[Records from a dataset]
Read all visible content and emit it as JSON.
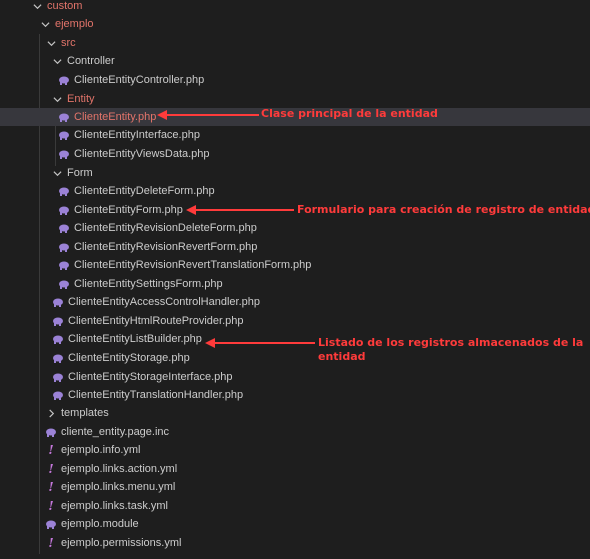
{
  "tree": {
    "custom": "custom",
    "ejemplo": "ejemplo",
    "src": "src",
    "controller_folder": "Controller",
    "controller_file": "ClienteEntityController.php",
    "entity_folder": "Entity",
    "entity_file": "ClienteEntity.php",
    "entity_interface": "ClienteEntityInterface.php",
    "entity_views": "ClienteEntityViewsData.php",
    "form_folder": "Form",
    "form_delete": "ClienteEntityDeleteForm.php",
    "form_main": "ClienteEntityForm.php",
    "form_rev_delete": "ClienteEntityRevisionDeleteForm.php",
    "form_rev_revert": "ClienteEntityRevisionRevertForm.php",
    "form_rev_revert_trans": "ClienteEntityRevisionRevertTranslationForm.php",
    "form_settings": "ClienteEntitySettingsForm.php",
    "access_handler": "ClienteEntityAccessControlHandler.php",
    "html_route": "ClienteEntityHtmlRouteProvider.php",
    "list_builder": "ClienteEntityListBuilder.php",
    "storage": "ClienteEntityStorage.php",
    "storage_interface": "ClienteEntityStorageInterface.php",
    "translation_handler": "ClienteEntityTranslationHandler.php",
    "templates": "templates",
    "page_inc": "cliente_entity.page.inc",
    "info_yml": "ejemplo.info.yml",
    "links_action": "ejemplo.links.action.yml",
    "links_menu": "ejemplo.links.menu.yml",
    "links_task": "ejemplo.links.task.yml",
    "module": "ejemplo.module",
    "permissions": "ejemplo.permissions.yml"
  },
  "annotations": {
    "entity": "Clase principal de la entidad",
    "form": "Formulario para creación de registro de entidad",
    "list_line1": "Listado de los registros almacenados de la",
    "list_line2": "entidad"
  },
  "colors": {
    "background": "#1e1e1e",
    "selected_row": "#37373d",
    "folder_accent": "#e2746a",
    "php_icon": "#9b82d6",
    "yml_icon": "#c678dd",
    "annotation": "#ff3b3b"
  }
}
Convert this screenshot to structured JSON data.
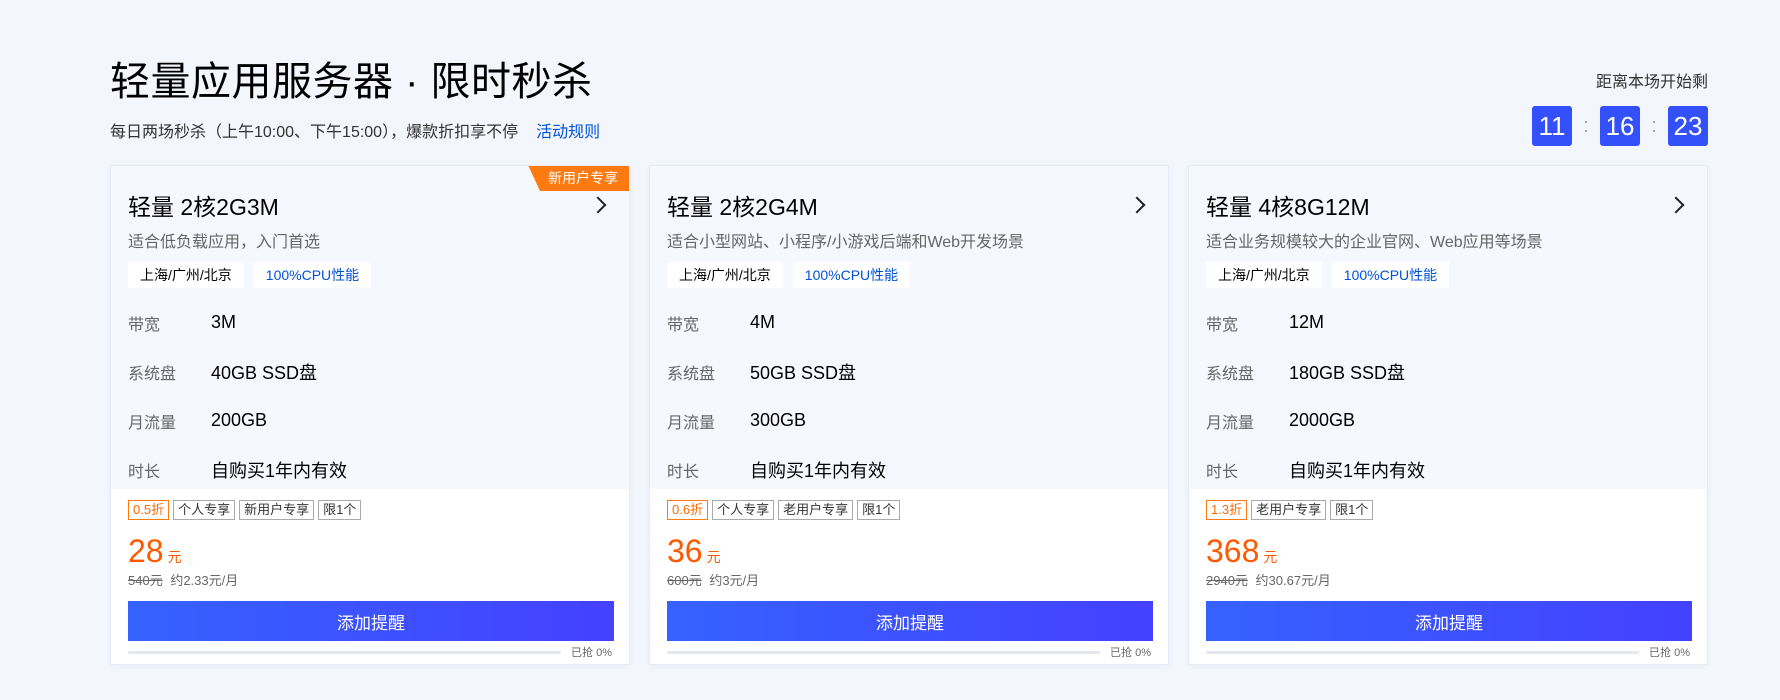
{
  "header": {
    "title": "轻量应用服务器 · 限时秒杀",
    "subtitle": "每日两场秒杀（上午10:00、下午15:00），爆款折扣享不停",
    "rules_link": "活动规则"
  },
  "countdown": {
    "label": "距离本场开始剩",
    "hours": "11",
    "minutes": "16",
    "seconds": "23",
    "separator": ":"
  },
  "spec_labels": {
    "bandwidth": "带宽",
    "disk": "系统盘",
    "traffic": "月流量",
    "duration": "时长"
  },
  "cards": [
    {
      "ribbon": "新用户专享",
      "title": "轻量 2核2G3M",
      "desc": "适合低负载应用，入门首选",
      "region_tag": "上海/广州/北京",
      "cpu_tag": "100%CPU性能",
      "bandwidth": "3M",
      "disk": "40GB SSD盘",
      "traffic": "200GB",
      "duration": "自购买1年内有效",
      "badges": [
        "0.5折",
        "个人专享",
        "新用户专享",
        "限1个"
      ],
      "price": "28",
      "price_unit": "元",
      "original_price": "540元",
      "monthly": "约2.33元/月",
      "button": "添加提醒",
      "sold_text": "已抢 0%",
      "sold_fraction": 0
    },
    {
      "ribbon": "",
      "title": "轻量 2核2G4M",
      "desc": "适合小型网站、小程序/小游戏后端和Web开发场景",
      "region_tag": "上海/广州/北京",
      "cpu_tag": "100%CPU性能",
      "bandwidth": "4M",
      "disk": "50GB SSD盘",
      "traffic": "300GB",
      "duration": "自购买1年内有效",
      "badges": [
        "0.6折",
        "个人专享",
        "老用户专享",
        "限1个"
      ],
      "price": "36",
      "price_unit": "元",
      "original_price": "600元",
      "monthly": "约3元/月",
      "button": "添加提醒",
      "sold_text": "已抢 0%",
      "sold_fraction": 0
    },
    {
      "ribbon": "",
      "title": "轻量 4核8G12M",
      "desc": "适合业务规模较大的企业官网、Web应用等场景",
      "region_tag": "上海/广州/北京",
      "cpu_tag": "100%CPU性能",
      "bandwidth": "12M",
      "disk": "180GB SSD盘",
      "traffic": "2000GB",
      "duration": "自购买1年内有效",
      "badges": [
        "1.3折",
        "老用户专享",
        "限1个"
      ],
      "price": "368",
      "price_unit": "元",
      "original_price": "2940元",
      "monthly": "约30.67元/月",
      "button": "添加提醒",
      "sold_text": "已抢 0%",
      "sold_fraction": 0
    }
  ]
}
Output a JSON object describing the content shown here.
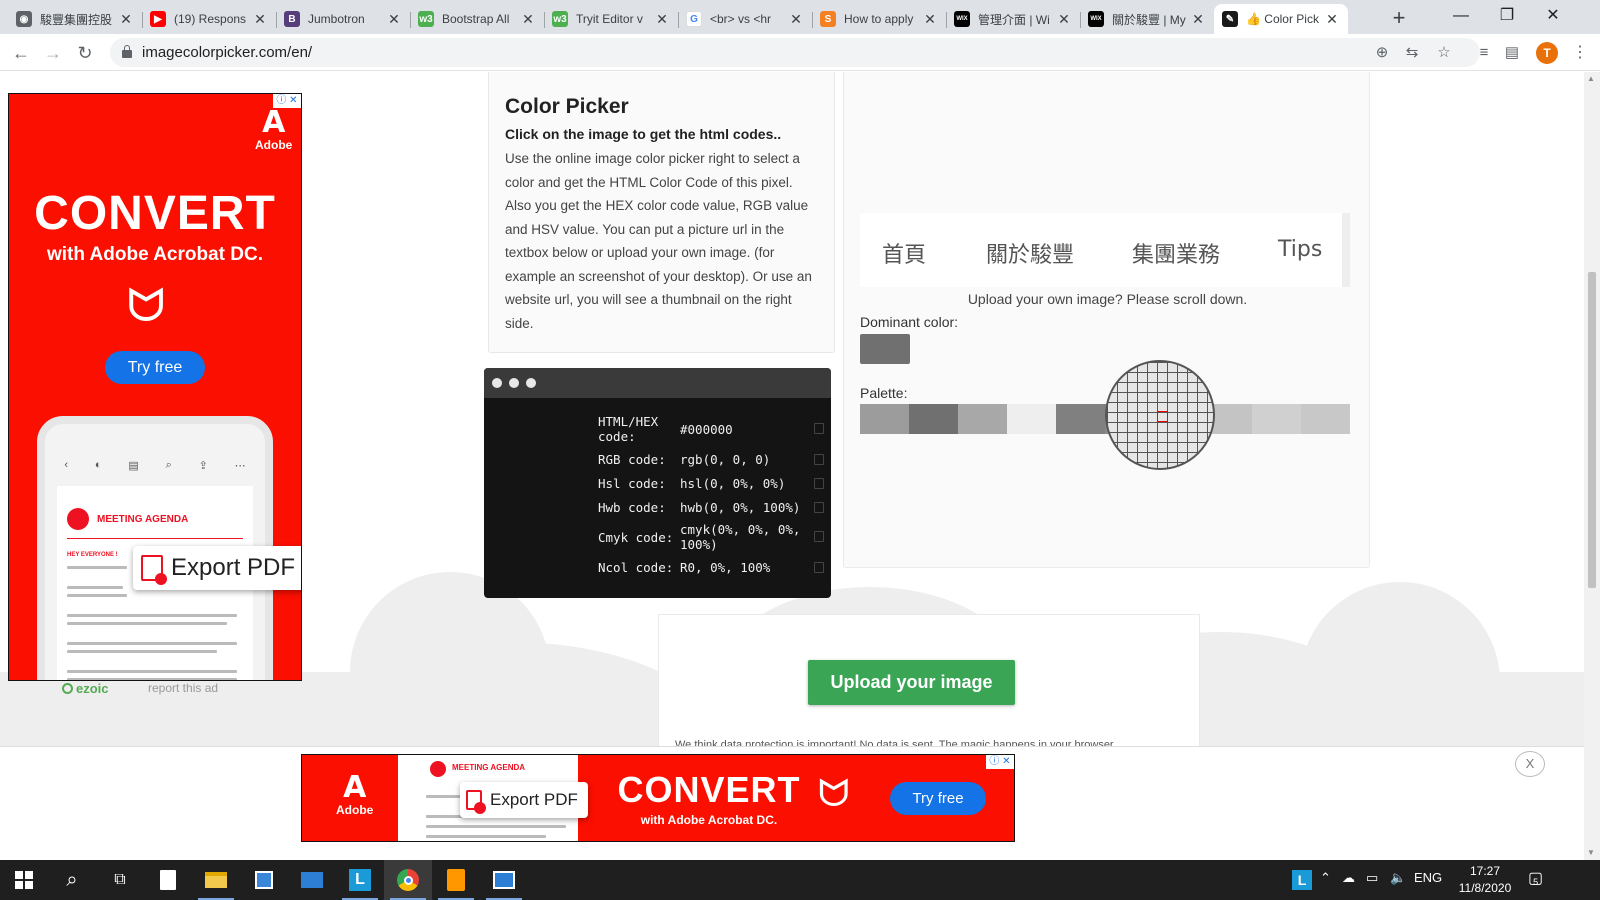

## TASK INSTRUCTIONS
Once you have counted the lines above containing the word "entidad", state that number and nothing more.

## RESULT OF THE EXERCISE
3